Traditional approaches to crossbreeding often recommended that heifers be joined to sires of their own breeds to minimise the requirement to assist in calving and reduce calving risks. The data from this trial suggests that the increase assistance required in joining a sire from another breed – when joining British breed with British breed – may be lower than previously considered.
“As an example, if a commercial Angus herd of 100 cows had 20 heifers and 80 mature cows calving, use of Hereford bulls would mean assisting in only an additional three calves, but get the production of an extra 1600kg of weaning weight,’’ Professor Pitchford said.
With further releases planned throughout 2019, additional data from the trial will become available to the industry, including female reproductive traits and carcase data.
In line with the release of these trial results, Herefords Australia plans to roll out workshops on the economic benefits of black baldy crossbreeding programs during 2019.
While this trial may confirm the experiences of many committed crossbreeders across Australia, the inclusion of fertility, growth and carcase traits will offer an opportunity to benchmark their own performances against current industry findings.

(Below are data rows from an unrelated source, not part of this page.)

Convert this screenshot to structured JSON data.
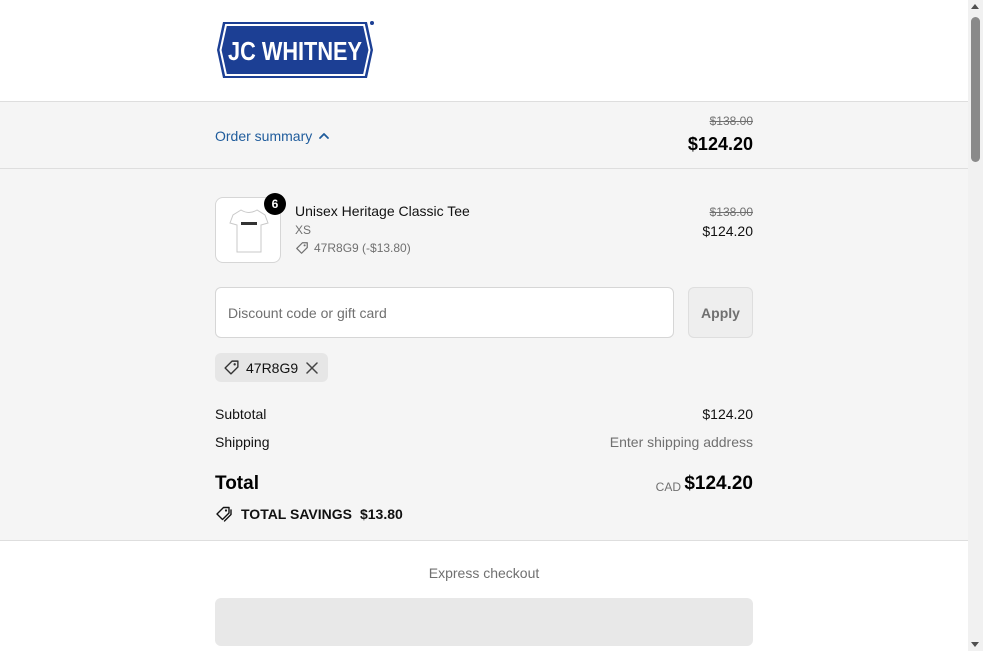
{
  "brand": {
    "logo_text": "JC WHITNEY",
    "logo_color": "#1c3f94"
  },
  "order_summary": {
    "toggle_label": "Order summary",
    "original_total": "$138.00",
    "discounted_total": "$124.20"
  },
  "product": {
    "quantity": "6",
    "name": "Unisex Heritage Classic Tee",
    "variant": "XS",
    "discount_line": "47R8G9 (-$13.80)",
    "original_price": "$138.00",
    "price": "$124.20"
  },
  "discount": {
    "placeholder": "Discount code or gift card",
    "value": "",
    "apply_label": "Apply",
    "applied_code": "47R8G9"
  },
  "totals": {
    "subtotal_label": "Subtotal",
    "subtotal_value": "$124.20",
    "shipping_label": "Shipping",
    "shipping_value": "Enter shipping address",
    "total_label": "Total",
    "currency": "CAD",
    "total_value": "$124.20",
    "savings_label": "TOTAL SAVINGS",
    "savings_value": "$13.80"
  },
  "express": {
    "label": "Express checkout"
  },
  "colors": {
    "link": "#1f5c9c",
    "panel_bg": "#f5f5f5",
    "muted_text": "#707070"
  }
}
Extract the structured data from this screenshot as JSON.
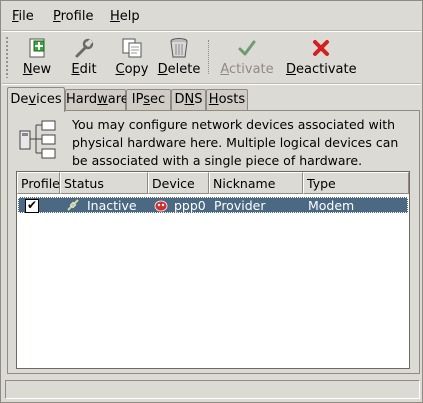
{
  "menu": {
    "items": [
      {
        "label": "File",
        "mnemonic": "F"
      },
      {
        "label": "Profile",
        "mnemonic": "P"
      },
      {
        "label": "Help",
        "mnemonic": "H"
      }
    ]
  },
  "toolbar": {
    "new_label": "New",
    "edit_label": "Edit",
    "copy_label": "Copy",
    "delete_label": "Delete",
    "activate_label": "Activate",
    "deactivate_label": "Deactivate"
  },
  "tabs": [
    {
      "label": "Devices",
      "active": true
    },
    {
      "label": "Hardware",
      "active": false
    },
    {
      "label": "IPsec",
      "active": false
    },
    {
      "label": "DNS",
      "active": false
    },
    {
      "label": "Hosts",
      "active": false
    }
  ],
  "info": {
    "text": "You may configure network devices associated with physical hardware here.  Multiple logical devices can be associated with a single piece of hardware."
  },
  "table": {
    "columns": [
      "Profile",
      "Status",
      "Device",
      "Nickname",
      "Type"
    ],
    "rows": [
      {
        "profile_checked": true,
        "status": "Inactive",
        "device": "ppp0",
        "nickname": "Provider",
        "type": "Modem"
      }
    ]
  },
  "colors": {
    "selection": "#4b6983",
    "window_bg": "#dcdad5",
    "delete_red": "#d22020",
    "activate_green": "#3a8a3a"
  }
}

It also reinforces the importance of selecting performance-recorded sires for use in a crossbreeding program, rather than relying on unproven or non-recorded genetics within a herd.